* _WHAT IS REQUIRED_
The lines wanted are those in the data below that include "brand".

[Data about app and page elements]
+ + +

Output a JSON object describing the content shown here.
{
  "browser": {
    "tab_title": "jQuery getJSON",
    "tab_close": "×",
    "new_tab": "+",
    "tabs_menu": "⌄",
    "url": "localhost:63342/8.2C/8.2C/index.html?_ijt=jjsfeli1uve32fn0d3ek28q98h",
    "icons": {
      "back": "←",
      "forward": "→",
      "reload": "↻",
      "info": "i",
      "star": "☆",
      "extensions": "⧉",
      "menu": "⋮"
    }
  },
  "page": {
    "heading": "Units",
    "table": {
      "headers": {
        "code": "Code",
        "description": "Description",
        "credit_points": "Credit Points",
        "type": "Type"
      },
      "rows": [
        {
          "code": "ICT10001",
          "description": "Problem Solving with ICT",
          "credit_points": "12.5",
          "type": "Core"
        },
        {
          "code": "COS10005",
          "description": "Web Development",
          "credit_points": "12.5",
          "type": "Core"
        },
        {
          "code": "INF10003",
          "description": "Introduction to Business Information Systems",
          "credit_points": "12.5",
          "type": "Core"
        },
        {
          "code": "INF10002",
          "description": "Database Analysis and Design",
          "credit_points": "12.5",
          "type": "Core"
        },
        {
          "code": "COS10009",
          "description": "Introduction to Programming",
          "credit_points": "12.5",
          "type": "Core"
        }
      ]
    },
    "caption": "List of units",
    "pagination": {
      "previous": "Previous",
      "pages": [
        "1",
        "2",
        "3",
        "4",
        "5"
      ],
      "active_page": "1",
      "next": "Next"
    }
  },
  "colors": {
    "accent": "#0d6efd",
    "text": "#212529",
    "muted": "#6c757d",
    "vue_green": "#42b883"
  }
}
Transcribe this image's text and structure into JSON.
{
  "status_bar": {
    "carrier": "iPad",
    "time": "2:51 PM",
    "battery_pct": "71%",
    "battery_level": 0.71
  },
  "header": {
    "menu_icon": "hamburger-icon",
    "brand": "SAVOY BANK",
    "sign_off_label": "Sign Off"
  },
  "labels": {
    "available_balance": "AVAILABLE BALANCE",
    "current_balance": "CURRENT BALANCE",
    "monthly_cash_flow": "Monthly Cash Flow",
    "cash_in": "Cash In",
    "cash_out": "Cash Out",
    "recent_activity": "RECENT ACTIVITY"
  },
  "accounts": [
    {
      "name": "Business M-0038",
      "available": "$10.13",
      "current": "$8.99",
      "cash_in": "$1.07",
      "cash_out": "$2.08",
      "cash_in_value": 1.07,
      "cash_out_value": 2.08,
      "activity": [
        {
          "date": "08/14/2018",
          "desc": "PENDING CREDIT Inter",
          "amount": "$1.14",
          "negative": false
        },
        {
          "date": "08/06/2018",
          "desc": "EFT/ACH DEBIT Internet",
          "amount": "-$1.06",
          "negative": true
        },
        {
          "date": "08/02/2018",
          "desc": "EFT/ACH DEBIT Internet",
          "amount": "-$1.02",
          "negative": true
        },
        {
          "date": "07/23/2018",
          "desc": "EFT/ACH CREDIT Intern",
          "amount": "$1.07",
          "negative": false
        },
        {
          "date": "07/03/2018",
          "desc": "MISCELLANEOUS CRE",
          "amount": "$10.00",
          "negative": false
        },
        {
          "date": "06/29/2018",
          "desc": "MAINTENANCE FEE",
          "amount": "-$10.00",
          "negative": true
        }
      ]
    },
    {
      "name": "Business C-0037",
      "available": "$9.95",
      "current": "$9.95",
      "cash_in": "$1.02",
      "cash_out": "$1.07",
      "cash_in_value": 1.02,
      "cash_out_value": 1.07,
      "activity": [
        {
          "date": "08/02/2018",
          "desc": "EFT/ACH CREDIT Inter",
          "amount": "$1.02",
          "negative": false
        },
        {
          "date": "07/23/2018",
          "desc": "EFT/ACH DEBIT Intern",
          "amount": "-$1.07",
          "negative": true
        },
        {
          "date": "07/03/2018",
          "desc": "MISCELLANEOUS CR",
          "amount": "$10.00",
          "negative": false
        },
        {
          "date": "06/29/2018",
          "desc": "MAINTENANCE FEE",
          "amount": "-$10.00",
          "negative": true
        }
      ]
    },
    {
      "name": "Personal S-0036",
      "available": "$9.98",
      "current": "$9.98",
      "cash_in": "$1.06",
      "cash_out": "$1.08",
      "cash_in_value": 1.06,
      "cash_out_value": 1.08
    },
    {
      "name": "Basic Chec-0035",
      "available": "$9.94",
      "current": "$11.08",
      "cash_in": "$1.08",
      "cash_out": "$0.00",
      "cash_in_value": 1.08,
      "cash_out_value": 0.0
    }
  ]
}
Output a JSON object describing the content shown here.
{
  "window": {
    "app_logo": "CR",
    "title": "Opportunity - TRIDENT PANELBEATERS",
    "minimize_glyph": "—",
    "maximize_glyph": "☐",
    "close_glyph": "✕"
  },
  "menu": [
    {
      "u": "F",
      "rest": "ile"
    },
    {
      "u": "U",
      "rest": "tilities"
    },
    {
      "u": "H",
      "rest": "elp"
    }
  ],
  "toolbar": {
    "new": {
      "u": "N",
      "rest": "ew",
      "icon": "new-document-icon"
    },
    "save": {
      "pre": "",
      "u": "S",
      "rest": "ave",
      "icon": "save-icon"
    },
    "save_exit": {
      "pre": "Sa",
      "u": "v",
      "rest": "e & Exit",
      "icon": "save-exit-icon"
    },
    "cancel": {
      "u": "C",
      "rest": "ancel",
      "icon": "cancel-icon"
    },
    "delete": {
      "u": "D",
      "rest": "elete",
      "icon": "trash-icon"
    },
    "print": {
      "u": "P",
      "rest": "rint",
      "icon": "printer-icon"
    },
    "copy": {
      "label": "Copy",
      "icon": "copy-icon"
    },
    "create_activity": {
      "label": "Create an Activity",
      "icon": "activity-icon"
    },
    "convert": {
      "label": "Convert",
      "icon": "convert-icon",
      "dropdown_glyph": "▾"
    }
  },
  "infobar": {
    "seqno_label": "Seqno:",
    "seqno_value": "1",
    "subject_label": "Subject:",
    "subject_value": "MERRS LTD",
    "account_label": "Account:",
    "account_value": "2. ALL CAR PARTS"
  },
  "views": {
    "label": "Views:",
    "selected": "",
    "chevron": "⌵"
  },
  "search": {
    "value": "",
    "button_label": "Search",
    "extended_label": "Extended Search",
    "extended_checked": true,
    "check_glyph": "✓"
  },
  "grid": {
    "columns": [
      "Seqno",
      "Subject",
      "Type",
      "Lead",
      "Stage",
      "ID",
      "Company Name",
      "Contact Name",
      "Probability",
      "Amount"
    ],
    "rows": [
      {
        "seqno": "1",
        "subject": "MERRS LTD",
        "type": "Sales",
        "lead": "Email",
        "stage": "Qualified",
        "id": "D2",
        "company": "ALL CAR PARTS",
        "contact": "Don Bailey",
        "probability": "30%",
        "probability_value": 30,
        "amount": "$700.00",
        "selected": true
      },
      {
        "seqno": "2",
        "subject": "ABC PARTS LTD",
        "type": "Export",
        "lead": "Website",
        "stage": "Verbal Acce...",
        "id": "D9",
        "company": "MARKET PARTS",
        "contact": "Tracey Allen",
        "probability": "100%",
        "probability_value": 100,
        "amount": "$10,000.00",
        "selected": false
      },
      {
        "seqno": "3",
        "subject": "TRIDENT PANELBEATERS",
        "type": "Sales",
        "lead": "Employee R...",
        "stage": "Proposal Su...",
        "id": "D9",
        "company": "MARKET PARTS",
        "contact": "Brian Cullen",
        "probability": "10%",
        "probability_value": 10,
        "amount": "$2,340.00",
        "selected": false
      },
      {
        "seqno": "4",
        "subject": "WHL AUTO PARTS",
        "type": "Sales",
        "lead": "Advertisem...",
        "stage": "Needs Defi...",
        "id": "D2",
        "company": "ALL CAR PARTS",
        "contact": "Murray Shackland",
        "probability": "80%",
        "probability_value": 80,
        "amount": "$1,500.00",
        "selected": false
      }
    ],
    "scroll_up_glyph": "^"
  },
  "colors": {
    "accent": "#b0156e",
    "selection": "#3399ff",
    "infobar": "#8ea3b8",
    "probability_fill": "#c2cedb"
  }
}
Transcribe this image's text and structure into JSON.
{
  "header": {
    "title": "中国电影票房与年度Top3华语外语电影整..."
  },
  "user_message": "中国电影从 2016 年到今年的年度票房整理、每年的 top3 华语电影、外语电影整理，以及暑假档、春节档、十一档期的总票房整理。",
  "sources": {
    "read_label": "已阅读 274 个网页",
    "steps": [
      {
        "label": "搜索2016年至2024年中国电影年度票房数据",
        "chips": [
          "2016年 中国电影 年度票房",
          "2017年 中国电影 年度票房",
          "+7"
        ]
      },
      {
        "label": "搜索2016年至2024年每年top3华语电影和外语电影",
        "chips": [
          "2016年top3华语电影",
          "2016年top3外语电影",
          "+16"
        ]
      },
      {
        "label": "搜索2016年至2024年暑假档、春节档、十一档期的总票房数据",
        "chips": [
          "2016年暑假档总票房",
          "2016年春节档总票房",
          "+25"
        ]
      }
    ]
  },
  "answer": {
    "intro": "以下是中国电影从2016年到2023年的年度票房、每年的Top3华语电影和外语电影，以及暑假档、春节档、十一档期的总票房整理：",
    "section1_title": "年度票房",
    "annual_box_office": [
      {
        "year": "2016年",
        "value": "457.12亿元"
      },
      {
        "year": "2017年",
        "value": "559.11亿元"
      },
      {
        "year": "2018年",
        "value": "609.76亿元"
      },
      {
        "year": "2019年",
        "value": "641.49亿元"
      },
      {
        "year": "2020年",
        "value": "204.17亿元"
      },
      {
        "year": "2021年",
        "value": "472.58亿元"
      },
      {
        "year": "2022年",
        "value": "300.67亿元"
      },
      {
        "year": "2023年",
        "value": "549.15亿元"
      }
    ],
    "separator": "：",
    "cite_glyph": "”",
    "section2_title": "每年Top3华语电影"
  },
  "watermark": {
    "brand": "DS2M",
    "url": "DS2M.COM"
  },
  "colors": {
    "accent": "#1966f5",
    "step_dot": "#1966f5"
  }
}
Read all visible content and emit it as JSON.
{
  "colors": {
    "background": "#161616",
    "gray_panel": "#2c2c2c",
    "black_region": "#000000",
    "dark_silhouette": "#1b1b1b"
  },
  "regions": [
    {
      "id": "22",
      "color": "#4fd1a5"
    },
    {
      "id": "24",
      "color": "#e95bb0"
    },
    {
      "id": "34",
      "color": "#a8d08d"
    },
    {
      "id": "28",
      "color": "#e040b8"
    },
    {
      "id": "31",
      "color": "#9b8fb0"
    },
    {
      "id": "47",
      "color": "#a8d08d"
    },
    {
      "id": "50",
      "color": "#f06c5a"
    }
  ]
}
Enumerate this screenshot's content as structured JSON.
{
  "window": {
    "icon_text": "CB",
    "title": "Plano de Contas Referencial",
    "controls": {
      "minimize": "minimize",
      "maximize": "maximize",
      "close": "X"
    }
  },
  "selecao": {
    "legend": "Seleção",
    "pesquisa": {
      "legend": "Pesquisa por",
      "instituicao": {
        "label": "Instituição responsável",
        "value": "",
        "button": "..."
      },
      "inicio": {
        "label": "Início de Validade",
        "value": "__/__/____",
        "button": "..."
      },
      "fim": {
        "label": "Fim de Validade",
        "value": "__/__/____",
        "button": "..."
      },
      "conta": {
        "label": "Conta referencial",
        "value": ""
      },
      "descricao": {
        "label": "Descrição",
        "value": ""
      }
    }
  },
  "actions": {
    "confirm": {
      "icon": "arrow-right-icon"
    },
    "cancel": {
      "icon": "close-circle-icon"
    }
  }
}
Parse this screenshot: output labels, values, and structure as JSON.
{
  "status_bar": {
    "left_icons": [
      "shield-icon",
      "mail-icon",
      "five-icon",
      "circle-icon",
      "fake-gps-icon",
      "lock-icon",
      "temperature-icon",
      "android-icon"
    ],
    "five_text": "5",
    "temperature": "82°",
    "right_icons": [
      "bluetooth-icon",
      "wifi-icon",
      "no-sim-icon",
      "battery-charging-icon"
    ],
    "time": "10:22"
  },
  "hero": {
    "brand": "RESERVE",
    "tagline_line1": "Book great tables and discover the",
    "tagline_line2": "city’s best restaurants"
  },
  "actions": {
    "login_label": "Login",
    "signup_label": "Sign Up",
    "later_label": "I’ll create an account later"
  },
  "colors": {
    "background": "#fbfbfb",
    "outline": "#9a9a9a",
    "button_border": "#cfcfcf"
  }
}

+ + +

* _OUTPUT OF THE EXERCISE_
    "brand": "SAVOY BANK",
    "brand": "DS2M",
    "brand": "RESERVE",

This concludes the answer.